Jason Stipp

Jason Stipp: In some of your funds we had noticed a notable overweight in technology stocks, and I was wondering what your thesis is on the technology stocks and why you are seeing some opportunity there?

John Calamos: Well, technology stocks, we feel, there's great opportunity there for a number of reasons. First of all, we see good top-line growth. In other words, these companies aren't simply producing good earnings by cutting the expense side out, they are really producing good earnings because their top line is growing.

The other factors that we have seen in there--what the markets ignored a year ago--was how strong their balance sheets are. Many of these companies do not have to expand their business by borrowing money and leveraging up; they have the capital on their balance sheet to expand their business.

And that's very, very important to technology companies, because as you know they have to reinvent themselves every product cycle in here. So having the capital to reinvent themselves, we look at that as being a very important component of that.

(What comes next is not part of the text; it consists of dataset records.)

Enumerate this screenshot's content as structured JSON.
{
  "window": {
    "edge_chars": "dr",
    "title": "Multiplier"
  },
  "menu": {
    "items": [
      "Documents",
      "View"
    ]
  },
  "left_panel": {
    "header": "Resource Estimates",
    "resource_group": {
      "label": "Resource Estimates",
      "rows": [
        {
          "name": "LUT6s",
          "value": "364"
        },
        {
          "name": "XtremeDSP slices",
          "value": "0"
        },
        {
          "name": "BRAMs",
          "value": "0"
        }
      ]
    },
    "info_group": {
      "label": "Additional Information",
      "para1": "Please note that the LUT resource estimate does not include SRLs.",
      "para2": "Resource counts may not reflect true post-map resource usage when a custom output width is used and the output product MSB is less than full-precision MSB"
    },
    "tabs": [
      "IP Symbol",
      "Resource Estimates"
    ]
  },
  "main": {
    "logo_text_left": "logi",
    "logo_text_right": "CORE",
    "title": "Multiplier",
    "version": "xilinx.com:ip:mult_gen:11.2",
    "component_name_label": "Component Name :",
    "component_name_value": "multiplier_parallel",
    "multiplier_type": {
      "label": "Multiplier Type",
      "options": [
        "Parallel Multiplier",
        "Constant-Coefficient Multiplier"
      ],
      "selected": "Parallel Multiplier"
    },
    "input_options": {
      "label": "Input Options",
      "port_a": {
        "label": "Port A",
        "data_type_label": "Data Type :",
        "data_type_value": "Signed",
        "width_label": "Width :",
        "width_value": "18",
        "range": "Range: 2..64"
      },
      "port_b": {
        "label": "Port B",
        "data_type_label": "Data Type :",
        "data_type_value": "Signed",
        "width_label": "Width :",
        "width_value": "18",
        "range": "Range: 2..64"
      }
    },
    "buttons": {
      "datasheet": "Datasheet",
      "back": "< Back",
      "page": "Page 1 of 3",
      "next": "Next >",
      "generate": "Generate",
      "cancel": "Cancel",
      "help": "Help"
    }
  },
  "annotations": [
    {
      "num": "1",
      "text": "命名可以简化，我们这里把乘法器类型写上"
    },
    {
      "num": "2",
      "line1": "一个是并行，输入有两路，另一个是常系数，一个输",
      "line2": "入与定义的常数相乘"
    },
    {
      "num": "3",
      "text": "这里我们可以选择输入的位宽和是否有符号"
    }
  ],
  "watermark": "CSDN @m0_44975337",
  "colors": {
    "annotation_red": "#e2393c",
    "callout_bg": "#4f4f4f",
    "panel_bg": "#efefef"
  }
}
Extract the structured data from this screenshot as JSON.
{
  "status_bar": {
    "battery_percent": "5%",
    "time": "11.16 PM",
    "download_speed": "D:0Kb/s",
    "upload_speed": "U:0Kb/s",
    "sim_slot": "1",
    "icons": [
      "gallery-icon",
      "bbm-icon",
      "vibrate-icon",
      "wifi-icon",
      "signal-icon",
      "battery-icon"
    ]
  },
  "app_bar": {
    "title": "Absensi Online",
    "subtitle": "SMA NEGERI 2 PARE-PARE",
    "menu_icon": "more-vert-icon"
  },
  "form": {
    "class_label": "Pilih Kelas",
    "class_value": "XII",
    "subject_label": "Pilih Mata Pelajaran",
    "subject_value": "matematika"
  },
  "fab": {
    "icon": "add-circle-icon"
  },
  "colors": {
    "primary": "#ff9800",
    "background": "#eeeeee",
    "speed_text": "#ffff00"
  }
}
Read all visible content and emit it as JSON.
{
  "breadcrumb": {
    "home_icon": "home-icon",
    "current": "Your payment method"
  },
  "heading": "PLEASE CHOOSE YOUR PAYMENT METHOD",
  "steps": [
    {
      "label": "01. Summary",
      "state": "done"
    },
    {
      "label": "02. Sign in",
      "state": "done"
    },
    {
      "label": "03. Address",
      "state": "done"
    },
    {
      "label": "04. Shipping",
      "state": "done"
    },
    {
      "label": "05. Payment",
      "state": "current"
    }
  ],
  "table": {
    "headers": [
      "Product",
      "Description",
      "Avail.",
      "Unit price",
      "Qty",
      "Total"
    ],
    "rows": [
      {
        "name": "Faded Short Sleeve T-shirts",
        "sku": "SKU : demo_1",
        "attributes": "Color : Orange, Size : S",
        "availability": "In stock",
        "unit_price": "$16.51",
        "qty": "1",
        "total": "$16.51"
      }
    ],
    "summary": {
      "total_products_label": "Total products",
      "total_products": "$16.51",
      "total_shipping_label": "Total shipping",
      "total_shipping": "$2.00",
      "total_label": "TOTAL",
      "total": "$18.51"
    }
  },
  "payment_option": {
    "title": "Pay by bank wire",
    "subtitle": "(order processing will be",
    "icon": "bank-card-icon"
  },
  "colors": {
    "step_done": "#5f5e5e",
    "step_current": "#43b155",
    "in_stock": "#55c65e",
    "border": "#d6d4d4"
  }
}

Strong balance sheets, good top-line growth, and valuations that are very compelling. These are great companies, and they're not always at great prices, but what we are seeing in the current market environment, they're great companies at very good prices. So growth companies, we think, provide some excellent opportunities in this current market environment.

Stipp: What do you think is behind that? Do you think it's still a little bit of a holdover from sort of that perceived flight to quality, like maybe growth could be riskier and so people are ignoring it a little bit?

Calamos: I think Jason you hit on that there. There is that perception, "Gee, I want a dividend-paying stock. I don't want growth." But when you look at growth versus value, for example, in a broad context and you look at the earnings and growth potential there, they're priced very similarly, but the growth potential is much more substantial. I think when we get into market environments, like we are now, is the market can't look out very far. It looks out, you know, "What about their earnings seasons coming up?" It can't really look much beyond its nose.

When the market starts to get more comfortable, it starts to say, "OK, I am comfortable now. What about next year? What about two years? What about three years?" And when the markets starts to look out two years, three years guess what we have? P/E expansion.

Now we say, "Wow!" It may be fairly priced today, but it is really undervalued looking out one year, two years and three years. When you have companies growing at some of the rates these growth companies are growing, when you start to look out, they look awful cheap today.

Stipp: So as investors if you can use that time horizon arbitrage and sort of look a little bit further than the market, you may find some opportunities there.

Calamos: Often, one of the things we did back in 1999, in 2000, we were heavily in tech stocks in 1999, and we had reduced that exposure extremely by mid-2000. We did that because not only were they great companies, but the prices just reflected so much of a bullish tilt. They no longer made sense as price sensitive, but now we are finding quite the opposite situation.

Stipp: Sure. Great companies doesn't always mean great stocks and the opposite can be true as well.